We may be in a vast bubble — ScienceDaily
The earth, photo voltaic system, complete Milky Way and the few thousand galaxies closest to us transfer in a vast “bubble” that’s 250 million gentle years in diameter, the place the typical density of matter is half as massive as for the remainder of the universe. This is the speculation put ahead by a theoretical physicist from the University of Geneva (UNIGE) to unravel a conundrum that has been splitting the scientific group for a decade: at what pace is the universe increasing? Until now, a minimum of two unbiased calculation strategies have arrived at two values which might be totally different by about 10% with a deviation that’s statistically irreconcilable. This new strategy, which is ready out in the journal Physics Letters B, erases this divergence with out making use of any “new physics.”

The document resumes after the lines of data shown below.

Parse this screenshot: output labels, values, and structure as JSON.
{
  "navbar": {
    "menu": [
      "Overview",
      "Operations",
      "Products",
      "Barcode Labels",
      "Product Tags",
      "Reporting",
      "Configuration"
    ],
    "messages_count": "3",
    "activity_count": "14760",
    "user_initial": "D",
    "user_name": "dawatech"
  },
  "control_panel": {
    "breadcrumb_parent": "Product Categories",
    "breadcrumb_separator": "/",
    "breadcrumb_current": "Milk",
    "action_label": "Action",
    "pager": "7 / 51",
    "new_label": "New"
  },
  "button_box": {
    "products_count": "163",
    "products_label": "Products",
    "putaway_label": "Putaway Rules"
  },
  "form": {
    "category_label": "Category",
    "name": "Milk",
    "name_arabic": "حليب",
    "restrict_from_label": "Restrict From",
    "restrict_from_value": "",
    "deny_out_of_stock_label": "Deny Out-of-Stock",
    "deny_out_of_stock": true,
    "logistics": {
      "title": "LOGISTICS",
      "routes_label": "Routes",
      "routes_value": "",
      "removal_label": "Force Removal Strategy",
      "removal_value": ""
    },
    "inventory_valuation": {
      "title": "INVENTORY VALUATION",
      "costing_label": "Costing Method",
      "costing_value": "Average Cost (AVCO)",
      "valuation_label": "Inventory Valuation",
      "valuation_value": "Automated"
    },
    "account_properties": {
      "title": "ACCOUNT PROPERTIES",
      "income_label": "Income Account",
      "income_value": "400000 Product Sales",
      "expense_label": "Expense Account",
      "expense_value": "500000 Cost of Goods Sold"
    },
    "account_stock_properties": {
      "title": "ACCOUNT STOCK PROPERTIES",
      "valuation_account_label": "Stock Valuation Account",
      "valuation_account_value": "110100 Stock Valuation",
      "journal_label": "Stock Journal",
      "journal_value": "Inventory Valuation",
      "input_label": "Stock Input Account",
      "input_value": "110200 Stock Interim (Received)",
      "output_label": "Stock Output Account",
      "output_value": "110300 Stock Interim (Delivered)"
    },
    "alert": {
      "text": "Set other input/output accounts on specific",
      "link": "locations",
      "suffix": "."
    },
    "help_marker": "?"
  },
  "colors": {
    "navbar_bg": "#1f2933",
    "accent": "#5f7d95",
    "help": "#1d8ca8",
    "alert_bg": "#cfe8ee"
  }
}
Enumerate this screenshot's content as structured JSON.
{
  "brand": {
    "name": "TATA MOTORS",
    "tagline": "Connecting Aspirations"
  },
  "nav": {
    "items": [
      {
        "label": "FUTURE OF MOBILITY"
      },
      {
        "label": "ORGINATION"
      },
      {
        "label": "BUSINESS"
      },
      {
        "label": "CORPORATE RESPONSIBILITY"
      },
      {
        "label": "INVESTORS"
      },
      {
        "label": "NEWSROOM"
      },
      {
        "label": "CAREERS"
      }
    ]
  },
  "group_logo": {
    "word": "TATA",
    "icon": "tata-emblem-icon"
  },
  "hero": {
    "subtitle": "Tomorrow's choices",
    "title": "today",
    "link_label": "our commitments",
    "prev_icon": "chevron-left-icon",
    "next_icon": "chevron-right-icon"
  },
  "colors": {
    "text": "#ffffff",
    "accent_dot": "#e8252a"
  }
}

The universe has been increasing because the Big Bang occurred 13.eight billion years in the past — a proposition first made by the Belgian canon and physicist Georges Lemaître (1894-1966), and first demonstrated by Edwin Hubble (1889-1953). The American astronomer found in 1929 that each galaxy is pulling away from us, and that probably the most distant galaxies are transferring probably the most rapidly. This means that there was a time in the previous when all of the galaxies have been positioned on the similar spot, a time that may solely correspond to the Big Bang. This analysis gave rise to the Hubble-Lemaître regulation, together with the Hubble fixed (H0), which denotes the universe’s fee of growth. The finest H0 estimates at present lie round 70 (km/s)/Mpc (that means that the universe is increasing 70 kilometres a second extra rapidly each three.26 million gentle years). The drawback is that there are two conflicting strategies of calculation.
The first relies on the cosmic microwave background: that is the microwave radiation that comes at us from in every single place, emitted on the time the universe grew to become chilly sufficient for gentle lastly to be in a position to flow into freely (about 370,000 years after the Big Bang). Using the exact information equipped by the Planck house mission, and given the truth that the universe is homogeneous and isotropic, a worth of 67.four is obtained for H0 utilizing Einstein’s idea of common relativity to run via the situation. The second calculation technique relies on the supernovae which seem sporadically in distant galaxies. These very shiny occasions present the observer with extremely exact distances, an strategy that has made it potential to find out a worth for H0 of 74.
Lucas Lombriser, a professor in the Theoretical Physics Department in UNIGE’s Faculty of Sciences, explains: “These two values carried on becoming more precise for many years while remaining different from each other. It didn’t take much to spark a scientific controversy and even to arouse the exciting hope that we were perhaps dealing with a ‘new physics’.” To slender the hole, professor Lombriser entertained the concept the universe just isn’t as homogeneous as claimed, a speculation that may appear apparent on comparatively modest scales. There is little question that matter is distributed otherwise inside a galaxy than outdoors one. It is harder, nevertheless, to think about fluctuations in the typical density of matter calculated on volumes 1000’s of instances bigger than a galaxy.
The “Hubble Bubble”
“If we were in a kind of gigantic ‘bubble’, continues professor Lombriser, where the density of matter was significantly lower than the known density for the entire universe, it would have consequences on the distances of supernovae and, ultimately, on determining H0.”
All that might be wanted would be for this “Hubble bubble” to be massive sufficient to incorporate the galaxy that serves as a reference for measuring distances. By establishing a diameter of 250 million gentle years for this bubble, the physicist calculated that if the density of matter inside was 50% decrease than for the remainder of the universe, a new worth would be obtained for the Hubble fixed, which might then agree with the one obtained utilizing the cosmic microwave background. “The probability that there is such a fluctuation on this scale is 1 in 20 to 1 in 5, says professor Lombriser, which means that it is not a theoretician’s fantasy. There are a lot of regions like ours in the vast universe.”